About this task
Scan the material for the word "订单编号", and copy each line where it shows up.

Segment Open

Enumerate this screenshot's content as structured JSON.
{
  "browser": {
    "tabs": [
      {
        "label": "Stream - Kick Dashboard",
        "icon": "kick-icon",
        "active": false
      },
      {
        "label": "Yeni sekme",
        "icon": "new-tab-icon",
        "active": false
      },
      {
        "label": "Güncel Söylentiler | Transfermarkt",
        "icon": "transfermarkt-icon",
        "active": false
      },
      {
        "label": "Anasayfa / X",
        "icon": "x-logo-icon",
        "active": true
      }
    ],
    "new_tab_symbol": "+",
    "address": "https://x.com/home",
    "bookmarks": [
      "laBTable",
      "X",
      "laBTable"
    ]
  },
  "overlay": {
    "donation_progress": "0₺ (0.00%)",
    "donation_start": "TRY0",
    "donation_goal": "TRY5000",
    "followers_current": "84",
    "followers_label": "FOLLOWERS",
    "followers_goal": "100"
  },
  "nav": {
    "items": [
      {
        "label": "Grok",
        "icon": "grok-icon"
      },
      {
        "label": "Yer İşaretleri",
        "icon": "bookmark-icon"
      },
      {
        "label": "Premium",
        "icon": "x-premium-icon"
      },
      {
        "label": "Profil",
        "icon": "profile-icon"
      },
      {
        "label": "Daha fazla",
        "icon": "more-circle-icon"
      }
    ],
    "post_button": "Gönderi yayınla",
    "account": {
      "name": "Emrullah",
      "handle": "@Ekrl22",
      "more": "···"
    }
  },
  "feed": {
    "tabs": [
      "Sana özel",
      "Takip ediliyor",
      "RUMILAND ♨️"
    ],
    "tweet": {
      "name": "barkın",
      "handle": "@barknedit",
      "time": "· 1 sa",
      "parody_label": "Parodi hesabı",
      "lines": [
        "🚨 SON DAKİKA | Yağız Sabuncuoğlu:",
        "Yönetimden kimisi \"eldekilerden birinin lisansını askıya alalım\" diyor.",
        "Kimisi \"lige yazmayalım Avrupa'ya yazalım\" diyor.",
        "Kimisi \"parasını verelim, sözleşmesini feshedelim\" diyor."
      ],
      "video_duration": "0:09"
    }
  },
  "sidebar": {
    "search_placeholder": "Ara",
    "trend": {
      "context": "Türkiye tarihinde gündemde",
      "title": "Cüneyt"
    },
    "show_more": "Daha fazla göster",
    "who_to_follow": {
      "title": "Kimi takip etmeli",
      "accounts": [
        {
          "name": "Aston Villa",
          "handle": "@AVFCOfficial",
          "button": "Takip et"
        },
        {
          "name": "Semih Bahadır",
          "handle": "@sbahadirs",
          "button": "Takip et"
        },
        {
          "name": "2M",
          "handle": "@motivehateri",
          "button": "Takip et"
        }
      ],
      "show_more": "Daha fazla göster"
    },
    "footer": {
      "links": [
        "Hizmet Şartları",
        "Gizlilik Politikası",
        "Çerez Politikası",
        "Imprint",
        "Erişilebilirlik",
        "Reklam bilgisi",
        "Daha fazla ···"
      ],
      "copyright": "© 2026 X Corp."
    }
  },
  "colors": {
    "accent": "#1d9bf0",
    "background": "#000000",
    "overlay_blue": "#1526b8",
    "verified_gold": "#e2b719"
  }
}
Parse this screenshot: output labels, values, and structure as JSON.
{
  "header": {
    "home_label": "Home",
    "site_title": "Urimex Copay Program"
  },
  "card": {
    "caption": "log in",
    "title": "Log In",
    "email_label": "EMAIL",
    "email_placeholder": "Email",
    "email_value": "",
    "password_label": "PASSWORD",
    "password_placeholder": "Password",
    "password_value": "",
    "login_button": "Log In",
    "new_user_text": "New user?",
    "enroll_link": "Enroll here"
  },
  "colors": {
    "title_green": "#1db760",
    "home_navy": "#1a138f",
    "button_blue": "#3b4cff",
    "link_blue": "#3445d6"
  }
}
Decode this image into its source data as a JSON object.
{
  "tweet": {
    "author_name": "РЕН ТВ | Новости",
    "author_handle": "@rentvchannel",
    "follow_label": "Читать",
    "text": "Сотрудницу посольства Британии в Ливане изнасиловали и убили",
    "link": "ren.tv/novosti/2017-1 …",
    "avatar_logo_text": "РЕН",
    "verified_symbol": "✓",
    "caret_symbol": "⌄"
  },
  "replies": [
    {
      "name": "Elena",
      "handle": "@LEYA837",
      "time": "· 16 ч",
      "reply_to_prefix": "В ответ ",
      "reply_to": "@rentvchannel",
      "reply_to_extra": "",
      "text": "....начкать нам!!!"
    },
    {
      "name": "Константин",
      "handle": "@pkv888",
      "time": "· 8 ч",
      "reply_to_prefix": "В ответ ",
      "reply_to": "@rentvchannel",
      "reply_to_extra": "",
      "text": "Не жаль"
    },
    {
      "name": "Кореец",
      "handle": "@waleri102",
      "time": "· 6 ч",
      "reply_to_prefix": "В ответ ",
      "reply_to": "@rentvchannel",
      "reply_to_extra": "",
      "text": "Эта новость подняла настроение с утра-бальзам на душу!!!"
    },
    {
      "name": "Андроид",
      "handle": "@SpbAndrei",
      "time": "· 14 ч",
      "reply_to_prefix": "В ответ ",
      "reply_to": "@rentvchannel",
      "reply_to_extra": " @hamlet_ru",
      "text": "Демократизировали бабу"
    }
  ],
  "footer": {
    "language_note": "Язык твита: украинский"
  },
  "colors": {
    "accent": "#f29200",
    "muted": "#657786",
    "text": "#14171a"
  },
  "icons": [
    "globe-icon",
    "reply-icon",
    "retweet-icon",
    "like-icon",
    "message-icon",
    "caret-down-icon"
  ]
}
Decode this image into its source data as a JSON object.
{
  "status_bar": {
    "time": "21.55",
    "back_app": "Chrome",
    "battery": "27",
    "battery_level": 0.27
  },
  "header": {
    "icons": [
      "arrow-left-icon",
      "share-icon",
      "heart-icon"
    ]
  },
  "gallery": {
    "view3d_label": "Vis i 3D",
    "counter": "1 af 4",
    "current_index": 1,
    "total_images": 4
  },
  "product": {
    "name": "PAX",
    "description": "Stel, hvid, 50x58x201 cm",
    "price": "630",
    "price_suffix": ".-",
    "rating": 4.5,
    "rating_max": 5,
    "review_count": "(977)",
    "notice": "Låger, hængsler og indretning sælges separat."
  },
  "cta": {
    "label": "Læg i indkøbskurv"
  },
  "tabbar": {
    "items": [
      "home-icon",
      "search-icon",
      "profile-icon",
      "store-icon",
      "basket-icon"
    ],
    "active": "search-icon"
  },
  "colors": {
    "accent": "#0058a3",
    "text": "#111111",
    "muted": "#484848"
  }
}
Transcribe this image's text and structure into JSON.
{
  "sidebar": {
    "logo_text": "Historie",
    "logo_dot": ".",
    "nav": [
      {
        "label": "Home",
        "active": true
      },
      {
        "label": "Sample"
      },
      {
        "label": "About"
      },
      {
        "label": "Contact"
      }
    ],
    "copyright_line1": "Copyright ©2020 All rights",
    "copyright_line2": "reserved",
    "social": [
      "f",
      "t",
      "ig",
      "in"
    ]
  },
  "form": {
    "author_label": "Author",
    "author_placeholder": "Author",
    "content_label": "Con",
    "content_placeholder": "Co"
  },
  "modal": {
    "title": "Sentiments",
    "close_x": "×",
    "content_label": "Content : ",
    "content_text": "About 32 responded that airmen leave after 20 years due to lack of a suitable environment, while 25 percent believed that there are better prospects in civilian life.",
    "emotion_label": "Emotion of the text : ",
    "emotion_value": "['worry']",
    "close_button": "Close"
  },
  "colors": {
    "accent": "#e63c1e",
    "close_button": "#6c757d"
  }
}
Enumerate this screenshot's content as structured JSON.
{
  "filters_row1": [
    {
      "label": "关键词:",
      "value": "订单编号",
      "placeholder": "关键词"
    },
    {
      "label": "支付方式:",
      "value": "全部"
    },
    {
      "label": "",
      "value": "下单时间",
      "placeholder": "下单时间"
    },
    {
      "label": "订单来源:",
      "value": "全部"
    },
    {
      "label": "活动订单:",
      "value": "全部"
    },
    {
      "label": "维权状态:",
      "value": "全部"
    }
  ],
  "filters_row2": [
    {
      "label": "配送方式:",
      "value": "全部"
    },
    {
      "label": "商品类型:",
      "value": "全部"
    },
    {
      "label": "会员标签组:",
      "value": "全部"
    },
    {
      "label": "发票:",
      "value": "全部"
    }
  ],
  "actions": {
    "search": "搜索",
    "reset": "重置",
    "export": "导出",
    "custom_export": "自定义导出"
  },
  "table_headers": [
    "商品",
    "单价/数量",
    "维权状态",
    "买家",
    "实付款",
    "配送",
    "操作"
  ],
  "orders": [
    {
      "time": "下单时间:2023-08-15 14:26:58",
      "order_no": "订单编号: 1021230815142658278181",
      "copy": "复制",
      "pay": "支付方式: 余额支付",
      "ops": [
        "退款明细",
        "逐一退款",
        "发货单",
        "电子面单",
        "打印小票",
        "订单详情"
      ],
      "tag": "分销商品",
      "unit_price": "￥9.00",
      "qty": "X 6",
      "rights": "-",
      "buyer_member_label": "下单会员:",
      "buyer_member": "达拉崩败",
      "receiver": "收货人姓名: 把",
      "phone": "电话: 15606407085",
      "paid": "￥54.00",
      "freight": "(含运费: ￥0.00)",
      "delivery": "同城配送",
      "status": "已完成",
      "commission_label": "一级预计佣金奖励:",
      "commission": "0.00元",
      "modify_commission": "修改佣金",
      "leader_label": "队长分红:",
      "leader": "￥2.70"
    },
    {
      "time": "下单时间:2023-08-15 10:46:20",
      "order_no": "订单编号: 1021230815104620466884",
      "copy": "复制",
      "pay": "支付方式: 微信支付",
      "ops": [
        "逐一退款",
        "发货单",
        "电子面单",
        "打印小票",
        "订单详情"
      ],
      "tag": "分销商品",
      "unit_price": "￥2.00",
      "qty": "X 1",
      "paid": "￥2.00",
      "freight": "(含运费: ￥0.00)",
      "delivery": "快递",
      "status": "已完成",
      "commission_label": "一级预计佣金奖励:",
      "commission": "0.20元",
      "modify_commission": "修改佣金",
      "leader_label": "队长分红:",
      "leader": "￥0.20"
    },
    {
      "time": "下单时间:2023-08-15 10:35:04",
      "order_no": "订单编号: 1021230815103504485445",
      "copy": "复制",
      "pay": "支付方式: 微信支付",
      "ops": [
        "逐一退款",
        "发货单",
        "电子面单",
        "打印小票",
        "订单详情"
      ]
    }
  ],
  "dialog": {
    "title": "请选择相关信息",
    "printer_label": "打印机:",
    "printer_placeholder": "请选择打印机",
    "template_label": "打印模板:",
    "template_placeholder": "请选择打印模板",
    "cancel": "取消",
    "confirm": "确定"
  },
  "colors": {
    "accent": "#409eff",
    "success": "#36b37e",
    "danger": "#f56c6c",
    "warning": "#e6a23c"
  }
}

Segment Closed

Problem solution
      "value": "订单编号",
      "order_no": "订单编号: 1021230815142658278181",
      "order_no": "订单编号: 1021230815104620466884",
      "order_no": "订单编号: 1021230815103504485445",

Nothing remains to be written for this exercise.